___ Data under study

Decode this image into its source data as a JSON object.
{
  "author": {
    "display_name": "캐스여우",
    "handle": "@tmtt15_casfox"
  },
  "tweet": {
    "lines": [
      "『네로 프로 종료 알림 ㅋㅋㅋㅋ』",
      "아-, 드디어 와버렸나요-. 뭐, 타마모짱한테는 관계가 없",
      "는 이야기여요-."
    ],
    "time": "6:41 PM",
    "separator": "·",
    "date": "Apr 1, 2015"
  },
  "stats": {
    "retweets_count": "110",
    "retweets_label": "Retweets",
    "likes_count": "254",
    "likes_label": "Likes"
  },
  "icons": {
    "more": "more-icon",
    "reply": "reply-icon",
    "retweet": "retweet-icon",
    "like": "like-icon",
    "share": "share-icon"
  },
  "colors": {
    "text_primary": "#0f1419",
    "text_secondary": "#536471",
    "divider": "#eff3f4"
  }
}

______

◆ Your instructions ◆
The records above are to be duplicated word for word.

◆ Answer to this exercise ◆
Decode this image into its source data as a JSON object.
{
  "author": {
    "display_name": "캐스여우",
    "handle": "@tmtt15_casfox"
  },
  "tweet": {
    "lines": [
      "『네로 프로 종료 알림 ㅋㅋㅋㅋ』",
      "아-, 드디어 와버렸나요-. 뭐, 타마모짱한테는 관계가 없",
      "는 이야기여요-."
    ],
    "time": "6:41 PM",
    "separator": "·",
    "date": "Apr 1, 2015"
  },
  "stats": {
    "retweets_count": "110",
    "retweets_label": "Retweets",
    "likes_count": "254",
    "likes_label": "Likes"
  },
  "icons": {
    "more": "more-icon",
    "reply": "reply-icon",
    "retweet": "retweet-icon",
    "like": "like-icon",
    "share": "share-icon"
  },
  "colors": {
    "text_primary": "#0f1419",
    "text_secondary": "#536471",
    "divider": "#eff3f4"
  }
}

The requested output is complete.